    Former TNW Writer

    Mix is a tech writer based in Amsterdam that loves cinema and probably hates the movies that you like. Tell him everything you despise about Mix is a tech writer based in Amsterdam that loves cinema and probably hates the movies that you like. Tell him everything you despise about his work on Twitter.

    Industrial giant Siemens is the latest corporation to make moves in the blockchain space. The company has announced it intends to use the technology to bring innovation to the energy sector and give more power to the people – you know, the usual yet-to-be-proven decentralization rhetorics.

    For the time being, the company is limiting its blockchain experiment to two divisions only: Energy Management and Power Generation Services. With this move, Siemens hopes to find new ways to store energy and develop a more efficient management system for energy networks.

    Siemens aims to proactively shape the future of blockchain-based, transactive energy applications, new prosumer-centric use cases as well as business models around operation of distributed energy systems, microgrids and financing,” the company said.

    Ultimately, block-chain-based [sic] applications and business models could help increase the overall efficiency of future energy networks and enable new forms of asset and project financing,” Siemens added.

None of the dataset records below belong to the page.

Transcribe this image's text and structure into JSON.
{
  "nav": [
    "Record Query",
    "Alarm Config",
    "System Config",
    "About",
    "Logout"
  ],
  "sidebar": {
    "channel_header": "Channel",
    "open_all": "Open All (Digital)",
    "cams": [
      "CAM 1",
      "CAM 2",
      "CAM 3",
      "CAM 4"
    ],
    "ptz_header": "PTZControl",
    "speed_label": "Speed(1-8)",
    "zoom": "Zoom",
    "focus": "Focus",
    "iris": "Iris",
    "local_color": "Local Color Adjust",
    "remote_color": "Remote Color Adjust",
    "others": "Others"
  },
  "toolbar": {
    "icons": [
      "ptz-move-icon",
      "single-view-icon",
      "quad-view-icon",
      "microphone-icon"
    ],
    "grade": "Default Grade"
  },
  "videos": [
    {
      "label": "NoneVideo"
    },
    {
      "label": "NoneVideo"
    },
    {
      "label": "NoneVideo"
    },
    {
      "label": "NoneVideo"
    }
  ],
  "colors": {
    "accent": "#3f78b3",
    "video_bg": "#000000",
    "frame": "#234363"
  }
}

    Details around this particular use case remain scarce, but Siemens says the solution will be provided by a third-party blockchain developer Energy Web Foundation. According to a white paper published by Energy Web Foundation, the company is running a custom implementation of Ethereum.

    The paper claims the solution is about 30 times more efficient than Ethereum itself, but chances are this efficiency comes at the cost of true centralization. Indeed, ignoring the pompous language, Energy Web Foundation’s white paper indicates the company is running yet another permissioned blockchain.

    But considering all the regulatory uncertainty around blockchain, can you blame Siemens for opting for a more corporate-friendly solution?